Kendal is the third largest town in the county of Cumbria, behind Carlisle and BarrowinFurness. It is known informally as the “Gateway to the Lakes” because it is the southernmost town in the Lake District National Park.
The town of Kendal was granted a charter to have a market in 1189 by King Richard I. The charter was renewed by King John in 1227 and again in 1238. Kendal’s market charter is one of the oldest in England.
The town has two train stations. The main station is Kendal railway station on the West Coast Main Line which runs north to south. The other station is Oxenholme Lake District railway station to the east of the town on the Windermere Branch Line which runs from the main line at Oxenholme to Windermere.
There are many bus services in Kendal including local services, services to the surrounding towns and villages and longdistance services. Kendal is also served by two stagescoaches, the 555 from Liverpool to Carlisle and the 556 from Manchester to Keswick.

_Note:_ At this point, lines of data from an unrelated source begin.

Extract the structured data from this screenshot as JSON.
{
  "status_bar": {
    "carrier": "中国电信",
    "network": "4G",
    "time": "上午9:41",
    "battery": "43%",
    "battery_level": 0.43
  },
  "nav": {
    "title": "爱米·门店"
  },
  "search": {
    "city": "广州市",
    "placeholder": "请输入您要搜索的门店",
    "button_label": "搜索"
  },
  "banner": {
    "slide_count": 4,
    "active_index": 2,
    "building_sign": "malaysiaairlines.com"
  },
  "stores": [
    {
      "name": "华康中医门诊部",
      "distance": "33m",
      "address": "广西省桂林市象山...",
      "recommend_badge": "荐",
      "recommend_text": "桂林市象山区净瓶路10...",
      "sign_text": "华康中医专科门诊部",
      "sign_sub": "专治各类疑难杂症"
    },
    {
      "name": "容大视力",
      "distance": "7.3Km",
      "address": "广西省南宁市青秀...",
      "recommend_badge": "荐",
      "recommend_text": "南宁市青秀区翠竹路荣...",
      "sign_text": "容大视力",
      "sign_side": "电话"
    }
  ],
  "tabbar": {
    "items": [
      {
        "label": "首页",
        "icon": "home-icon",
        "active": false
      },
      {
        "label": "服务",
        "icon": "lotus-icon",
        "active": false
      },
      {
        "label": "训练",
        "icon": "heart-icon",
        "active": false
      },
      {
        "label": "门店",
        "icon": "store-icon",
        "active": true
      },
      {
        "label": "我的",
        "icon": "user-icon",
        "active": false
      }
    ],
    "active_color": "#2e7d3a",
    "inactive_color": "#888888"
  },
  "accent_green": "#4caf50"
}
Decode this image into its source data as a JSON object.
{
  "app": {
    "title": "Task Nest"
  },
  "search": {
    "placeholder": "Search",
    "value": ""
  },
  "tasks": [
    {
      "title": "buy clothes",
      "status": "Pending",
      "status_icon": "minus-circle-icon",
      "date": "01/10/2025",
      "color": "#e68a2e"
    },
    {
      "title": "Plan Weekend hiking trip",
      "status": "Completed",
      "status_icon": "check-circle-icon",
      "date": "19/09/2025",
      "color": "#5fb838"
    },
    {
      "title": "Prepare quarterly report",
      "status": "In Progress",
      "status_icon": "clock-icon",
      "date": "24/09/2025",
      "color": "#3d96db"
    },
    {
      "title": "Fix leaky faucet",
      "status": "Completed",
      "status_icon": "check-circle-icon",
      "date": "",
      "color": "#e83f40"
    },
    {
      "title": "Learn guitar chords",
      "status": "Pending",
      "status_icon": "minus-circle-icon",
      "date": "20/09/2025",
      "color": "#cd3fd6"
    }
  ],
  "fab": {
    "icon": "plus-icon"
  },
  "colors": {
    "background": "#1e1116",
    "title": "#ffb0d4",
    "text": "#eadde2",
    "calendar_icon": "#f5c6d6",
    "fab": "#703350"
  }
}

The town is on the A6 road which runs from London to Kendal. The M6 motorway passes to the south of the town.
Kendal has a reputation as a centre for outdoor pursuits and is home to the headquarters of a number of national and international outdoor clothing and equipment manufacturers including Adventurer Designs, Barbour, George Fisher, Hepworth Wakefield, Howells of Iwade, Joe Brown Shops, Lowe Alpine, Mountain Warehouse, Patagonia UK, Regatta, Snow+Rock, Tiso Group and V12 Outdoor.
Kendal is also home to the manufacturing sites of a number of food companies including MD Foods, Morecambe Bay Seafoods, Nicholls (bakers), Quorn, R&W Scott (smoked salmon) and Spectrum Brands (the owners of the Hartley’s jam and Marmite brands).
The town has a number of tourist attractions including Kendal Castle, the Museum of Lakeland Life, the Abbot Hall Art Gallery, the Brewery Arts Centre, the Lakeland Climbing Centre, the Lakes Aquarium and the South Lakes Wild Animal Park.
Kendal is twinned with the following towns:
* Windermere, Cumbria, England
* Kirkland, Washington, United States
* Norden, NordrheinWestfalen, Germany
* Montluçon, Allier, AuvergneRhôneAlpes, France
Other vacation destinations in England: